On March 26, 2012, the House of Representatives passed H.R. 4014, which would amend Sections 11(t) and 18(x) of the Federal Deposit Insurance Act, 12 U.S.C. §§ 1821(t), 1828(x), to add the Bureau to the laundry list of Federal agencies that may share attorney-client privileged information with other Federal agencies without the privilege being waived.
The purpose of the bill is twofold. First, it clarifies (at least to the extent that Congress has power under the commerce clause to regulate the attorney-client privilege, which is not a matter entirely free from doubt) that any regulated entity subject to CFPB jurisdiction will not be deemed to have waived the attorney-client privilege as to any third party with or to which the Bureau may share or provide pursuant to §§ 1821(t) and 1828(x). Second, the bill explicates the Bureau’s authority to share and provide information under those provisions in pari materia with the other enumerated Federal agencies.
As previously chronicled in a blog by Chris Willis and an E-Alert of mine, the Bureau itself has initiated a rulemaking proceeding with substantially similar goals.

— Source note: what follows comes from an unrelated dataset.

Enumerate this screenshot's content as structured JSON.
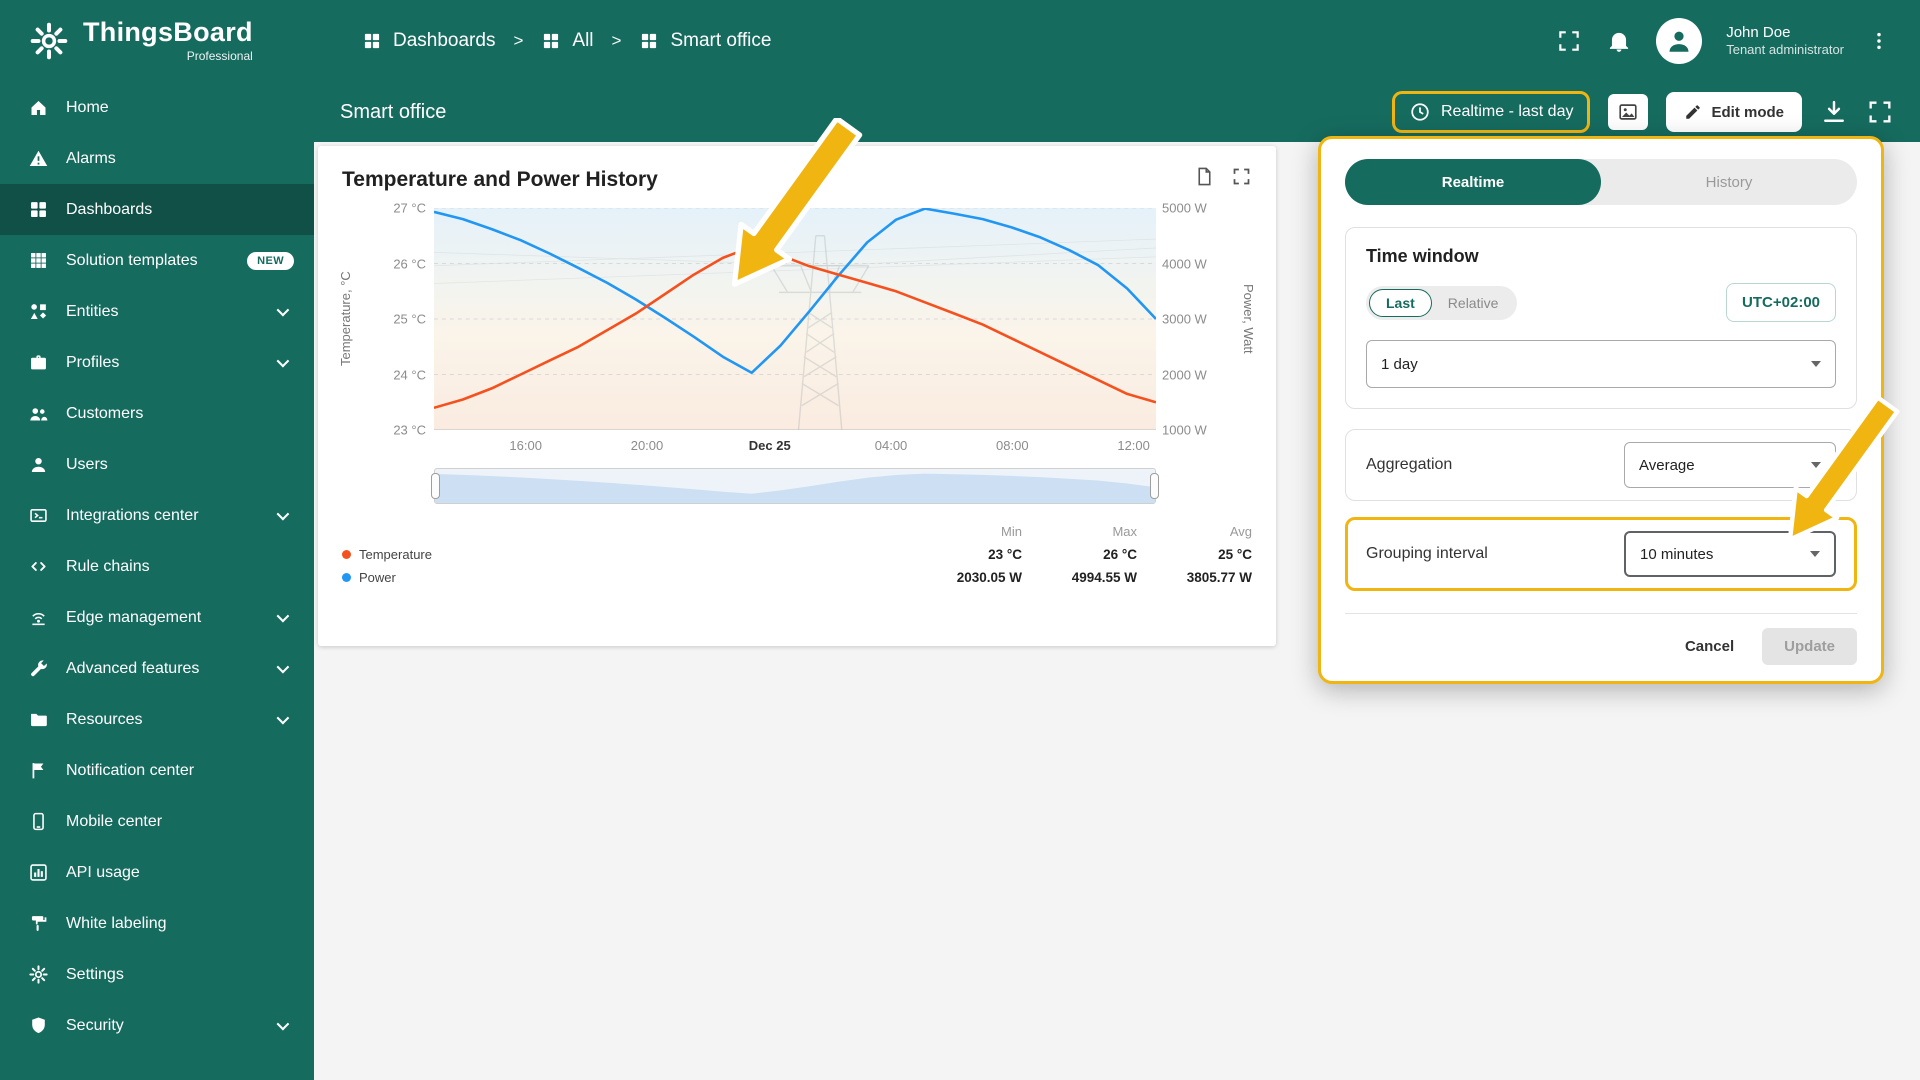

The proposed rule is somewhat broader than H.R. 4014 in two respects: it also covers the attorney work product doctrine and it extends anti-waiver protection to State agencies (e.g., State Attorneys General) as well as Federal entities with which the Bureau may share confidential supervisory information.
Of the existing statutes, only § 1828(x) covers some State actors, namely State bank supervisors, but not any other State entities (including State Attorneys General or other law enforcement agencies). As far as work product protected information is concerned, H.R. 4014 provides no protection from waiver except to the extent that the information in question constitutes both work product and attorney-client privilege. By the same token, neither H.R. 4014 nor the Bureau’s proposed rule provides any protection for proprietary data, trade secrets, or other confidential information provided to the Bureau during the examination process and passed on to other federal and state authorities. (Note in that regard that the Trade Secrets Act, 18 U.S.C. § 1905, mentions the bank regulatory agencies by name but not the Bureau, which means that the Bureau is not covered by that statute; H.R. 4014 does nothing to fix that).
One interesting — and potentially controversial — aspect of congressional action on this issue is that it calls into question the authority of the Bureau to engage in rulemaking on this subject. A companion bill to H.R. 4014 (S.2099) was introduced in the Senate last month and was referred to the Senate Banking Committee.